We’ve talked a lot on this blog about authors who use their novels as religious allegories, but many authors also use various magical diseases and abilities as a stand-in for many touchy political or personal issues.
In J.K. Rowling’s case, she switched out a real disease for an imaginary one: lycanthropy. The werewolves that populate Harry Potter were meant to be an allegory for the real-life suffering of people with HIV and AIDS, who, up until recently, were treated with contempt and suspicion by the general populace due to a fundamental misunderstanding of what caused the disease and what the disease did. Sound familiar? Yeah, that’s Remus Lupin’s life in a nutshell. In the 2008 court case between JKR and Steve Vander Ark over the HP Lexicon, Rowling said:
I know that I’ve said publicly that Remus Lupin was supposed to be on the H.I.V. metaphor. It was someone who had been infected young, who suffered stigma, who had a fear of infecting others, who was terrified he would pass on his condition to his son. And it was a way of examining prejudice, unwarranted prejudice towards a group of people. And also, examining why people might become embittered when they’re treated that unfairly.
On the other hand, some authors have also used magical skills as allegory for people with skills that aren’t socially acceptable. Holly Black’s Curse Workers series is one such example.

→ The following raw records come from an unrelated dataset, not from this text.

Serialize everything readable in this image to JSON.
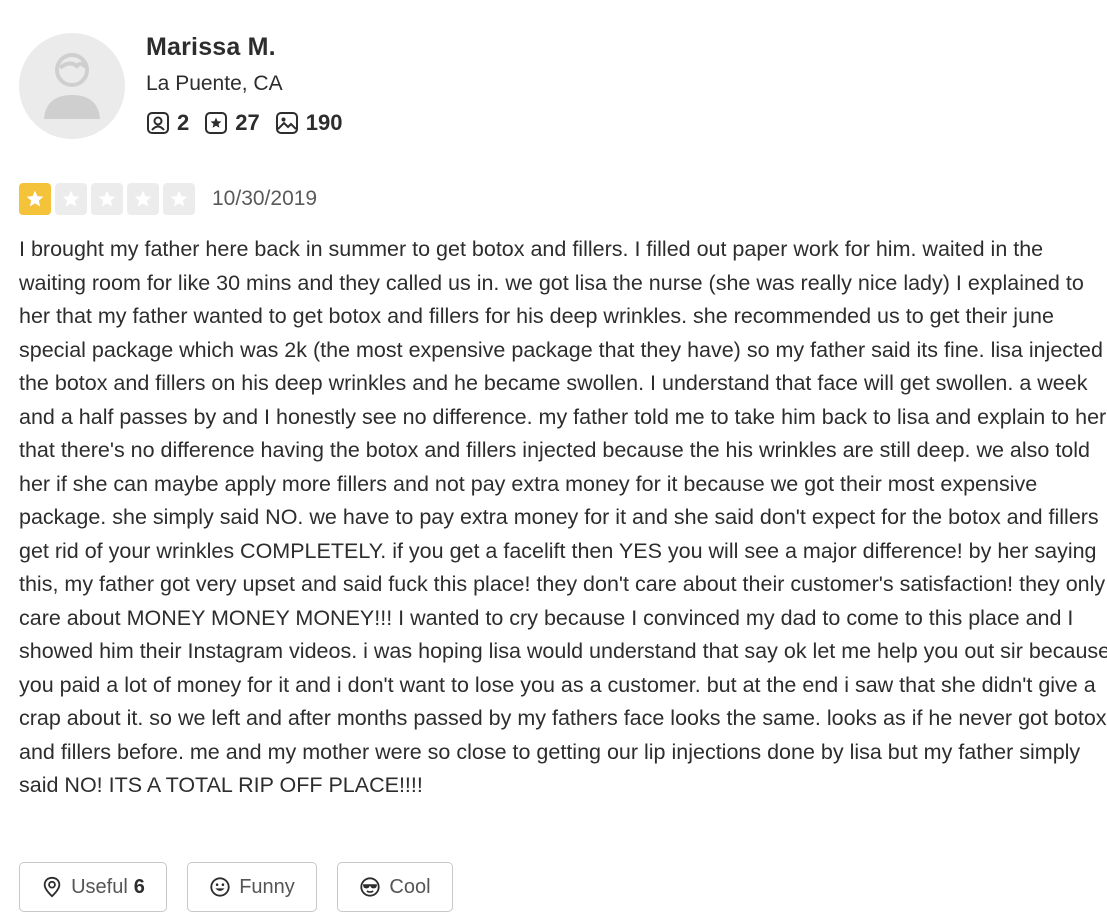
{
  "user": {
    "name": "Marissa M.",
    "location": "La Puente, CA",
    "stats": {
      "friends": "2",
      "reviews": "27",
      "photos": "190"
    },
    "avatar_icon": "default-user-icon"
  },
  "review": {
    "rating": 1,
    "rating_max": 5,
    "date": "10/30/2019",
    "text": "I brought my father here back in summer to get botox and fillers. I filled out paper work for him. waited in the waiting room for like 30 mins and they called us in. we got lisa the nurse (she was really nice lady) I explained to her that my father wanted to get botox and fillers for his deep wrinkles. she recommended us to get their june special package which was 2k (the most expensive package that they have) so my father said its fine. lisa injected the botox and fillers on his deep wrinkles and he became swollen. I understand that face will get swollen. a week and a half passes by and I honestly see no difference. my father told me to take him back to lisa and explain to her that there's no difference having the botox and fillers injected because the his wrinkles are still deep. we also told her if she can maybe apply more fillers and not pay extra money for it because we got their most expensive package. she simply said NO. we have to pay extra money for it and she said don't expect for the botox and fillers get rid of your wrinkles COMPLETELY. if you get a facelift then YES you will see a major difference! by her saying this, my father got very upset and said fuck this place! they don't care about their customer's satisfaction! they only care about MONEY MONEY MONEY!!! I wanted to cry because I convinced my dad to come to this place and I showed him their Instagram videos. i was hoping lisa would understand that say ok let me help you out sir because you paid a lot of money for it and i don't want to lose you as a customer. but at the end i saw that she didn't give a crap about it. so we left and after months passed by my fathers face looks the same. looks as if he never got botox and fillers before. me and my mother were so close to getting our lip injections done by lisa but my father simply said NO! ITS A TOTAL RIP OFF PLACE!!!!"
  },
  "reactions": {
    "useful": {
      "label": "Useful",
      "count": "6",
      "icon": "lightbulb-icon"
    },
    "funny": {
      "label": "Funny",
      "icon": "smile-icon"
    },
    "cool": {
      "label": "Cool",
      "icon": "sunglasses-icon"
    }
  },
  "colors": {
    "star_active": "#f4c33a",
    "star_inactive": "#ececec",
    "text": "#2d2d2d"
  }
}
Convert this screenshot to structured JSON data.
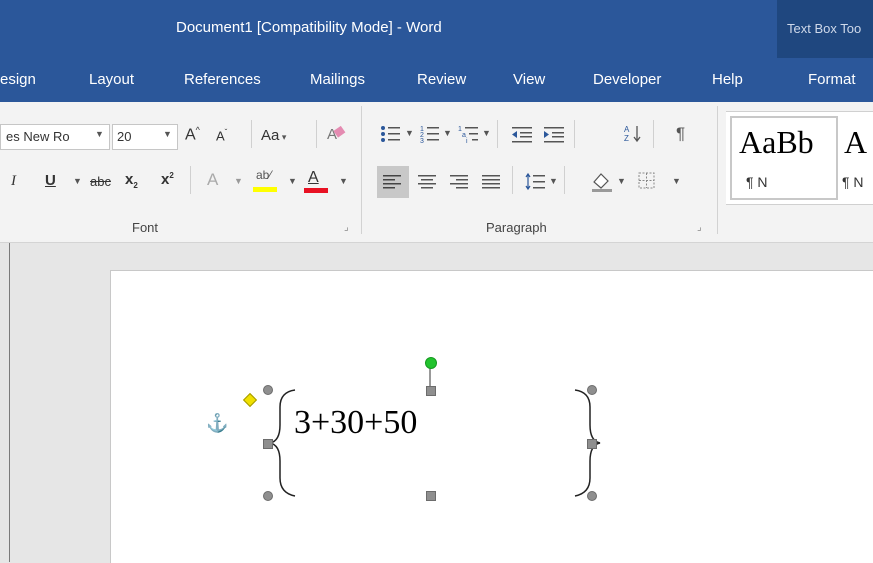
{
  "window": {
    "title": "Document1 [Compatibility Mode]  -  Word",
    "contextual_tab_title": "Text Box Too"
  },
  "tabs": [
    "esign",
    "Layout",
    "References",
    "Mailings",
    "Review",
    "View",
    "Developer",
    "Help",
    "Format"
  ],
  "font_group": {
    "font_name": "es New Ro",
    "font_size": "20",
    "change_case_label": "Aa",
    "strikethrough_label": "abc",
    "subscript_label": "x",
    "superscript_label": "x",
    "label": "Font"
  },
  "paragraph_group": {
    "label": "Paragraph"
  },
  "styles": [
    {
      "preview": "AaBb",
      "name": "¶ Normal"
    },
    {
      "preview": "A",
      "name": "¶ N"
    }
  ],
  "document": {
    "equation_text": "3+30+50"
  },
  "colors": {
    "title_bar": "#2b579a",
    "contextual_tab": "#1f477f",
    "highlight": "#ffff00",
    "font_color": "#e81123",
    "rotation_handle": "#22c32e",
    "adjust_handle": "#f0e000",
    "anchor": "#2f74c0"
  }
}
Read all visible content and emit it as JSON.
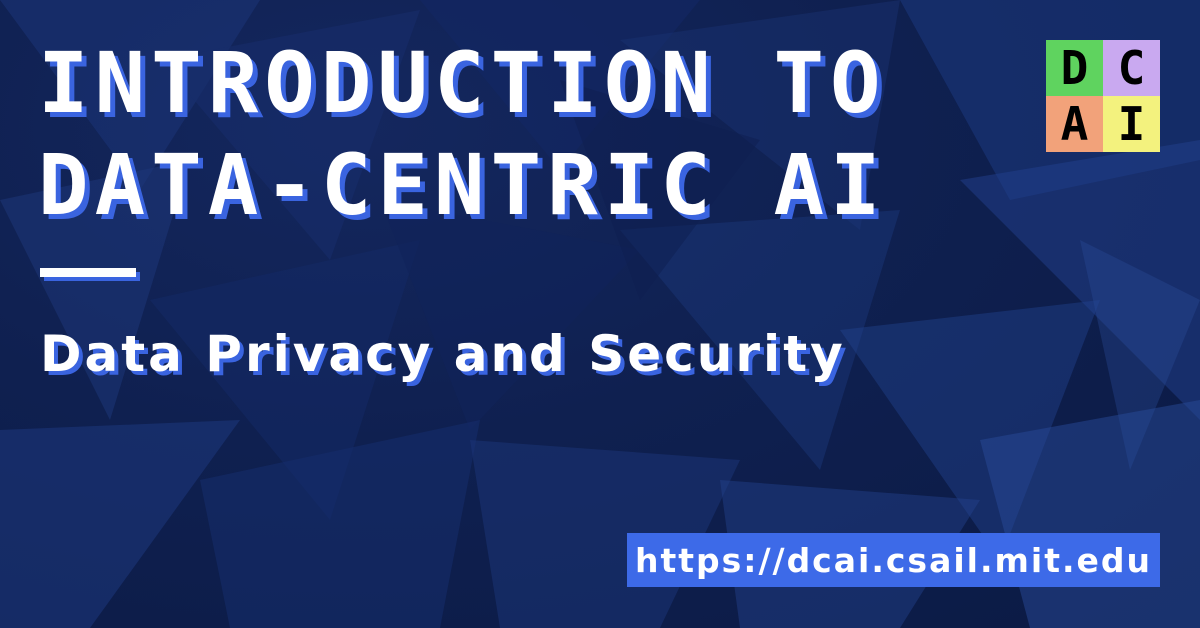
{
  "title": {
    "line1": "INTRODUCTION TO",
    "line2": "DATA-CENTRIC AI"
  },
  "subtitle": "Data Privacy and Security",
  "url": "https://dcai.csail.mit.edu",
  "logo": {
    "cells": [
      {
        "letter": "D",
        "color": "#5fd35f"
      },
      {
        "letter": "C",
        "color": "#c9a9f0"
      },
      {
        "letter": "A",
        "color": "#f2a27a"
      },
      {
        "letter": "I",
        "color": "#f3f27e"
      }
    ]
  },
  "colors": {
    "background": "#0f2050",
    "accent": "#3a64e0",
    "text": "#ffffff",
    "url_box": "#3d6ae8"
  }
}
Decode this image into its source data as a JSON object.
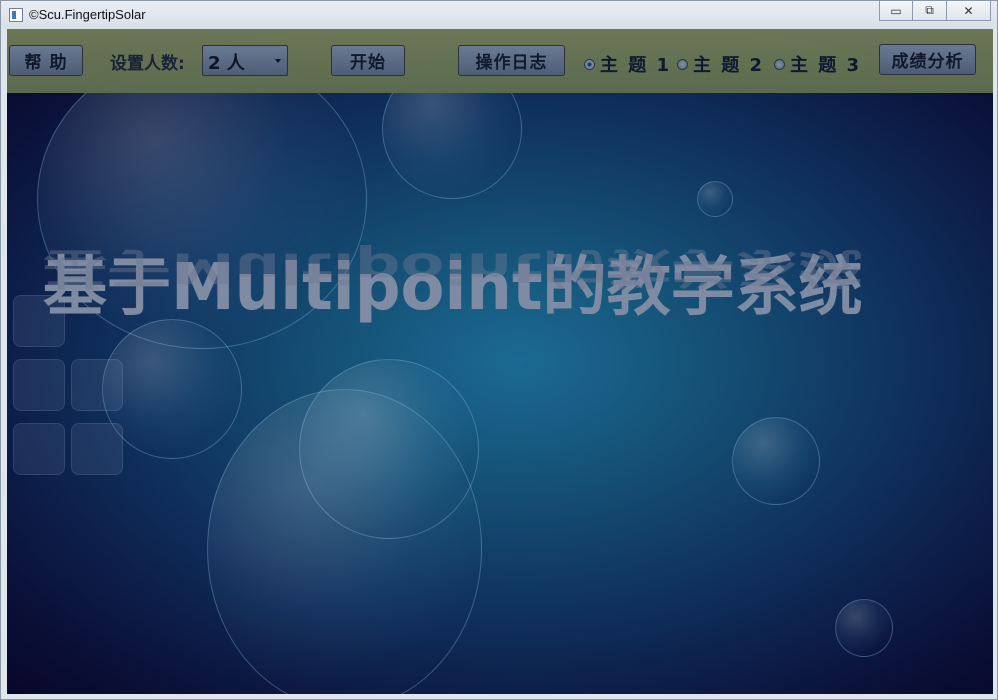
{
  "window": {
    "title": "©Scu.FingertipSolar",
    "controls": {
      "minimize": "▭",
      "restore": "⧉",
      "close": "✕"
    }
  },
  "toolbar": {
    "help_label": "帮 助",
    "players_label": "设置人数:",
    "players_value": "2 人",
    "start_label": "开始",
    "log_label": "操作日志",
    "themes": [
      {
        "label": "主 题 1",
        "selected": true
      },
      {
        "label": "主 题 2",
        "selected": false
      },
      {
        "label": "主 题 3",
        "selected": false
      }
    ],
    "analysis_label": "成绩分析"
  },
  "main": {
    "hero_title": "基于Multipoint的教学系统"
  },
  "colors": {
    "background_center": "#1b6a93",
    "background_edge": "#08072a",
    "toolbar": "#66734f",
    "button": "#5a6a84"
  }
}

In the books, “workers” are people whose powers can affect something about other people. Emotion workers can influence other peoples’ emotions, death workers can kill people, and so on and so forth. However, Black makes it very clear that these people do not have to be bad people just because they have skills that can be used for nefarious purposes. She ties worker history to her version of Prohibition. In the real-life Prohibition era, people weren’t allowed to make or sell alcohol, but they still did, because there was a market for it. In the Curse Workers universe, the prohibition on working is never repealed, and workers who want to use their skills are forced to do so illegally. As with alcohol, there’s still a market for working—people want luck workers to bless their weddings, for example. But such services have to be obtained illegally, and there are no unions or protections for workers, who are largely forced to become criminals.
A better allegory for curse working—rather than brewing alcohol, which most of us think of as a useful tool—might be hacking. In today’s world, hacking is illegal and still thought of as a bad thing. Most hackers are criminals, and if they aren’t, they work for government institutions, as Curse Workers protagonist Cassel Sharpe is forced to do.

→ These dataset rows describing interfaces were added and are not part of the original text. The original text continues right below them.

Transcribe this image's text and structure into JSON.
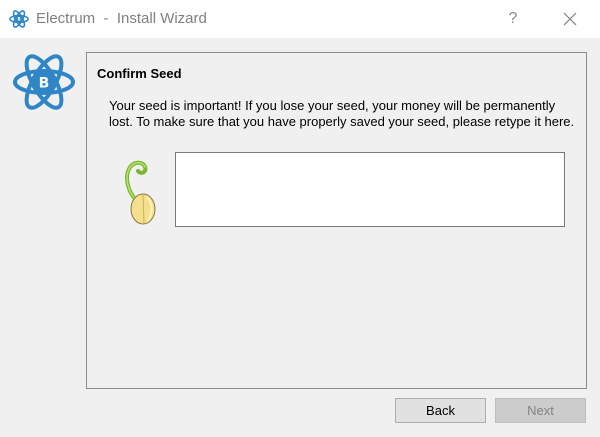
{
  "window": {
    "title": "Electrum  -  Install Wizard",
    "help_label": "?",
    "logo_icon": "electrum-logo-icon",
    "close_icon": "close-icon"
  },
  "page": {
    "heading": "Confirm Seed",
    "message": "Your seed is important! If you lose your seed, your money will be permanently lost. To make sure that you have properly saved your seed, please retype it here.",
    "seed_icon": "seed-icon",
    "seed_input_value": ""
  },
  "buttons": {
    "back_label": "Back",
    "next_label": "Next"
  },
  "colors": {
    "logo_blue": "#2f85c6",
    "disabled_button": "#cccccc"
  }
}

It seems like authors use allegory in their stories to bring attention to the plight of people who are oppressed or discriminated against. For the most part, I think this is a good thing, because an allegory creates some distance between the reader and his or her subconscious biases. A reader might have something against hackers or people with AIDS, but if a story is ostensibly about werewolves or curse workers, the reader won’t be tempted to throw the story away at the first sign of trouble. Reading a story with an allegory makes it more likely for biased readers to accept the story, much like taking medicine with a dash of sugar.
The problem comes when the allegory is either too subtle for the reader to catch, or the author doesn’t make the allegory explicitly clear. The Curse Workers series did a very good job laying out its thesis that people who had skills that could be used for evil were not necessarily evil people themselves. Harry Potter, on the other hand, didn’t make the allegory between werewolves and AIDS sufferers explicitly clear in the series—although to be fair, Rowling was fighting centuries of werewolf lore on that one. A reader will probably leave the Curse Workers believing in its thesis, but a reader might leave the Harry Potter series and just feel sorry for werewolves, not the real-life group on which werewolves were based. In this case, while I’m glad a reader might feel sympathy for werewolves, Rowling missed the opportunity to force the reader to examine his or her own prejudices more closely.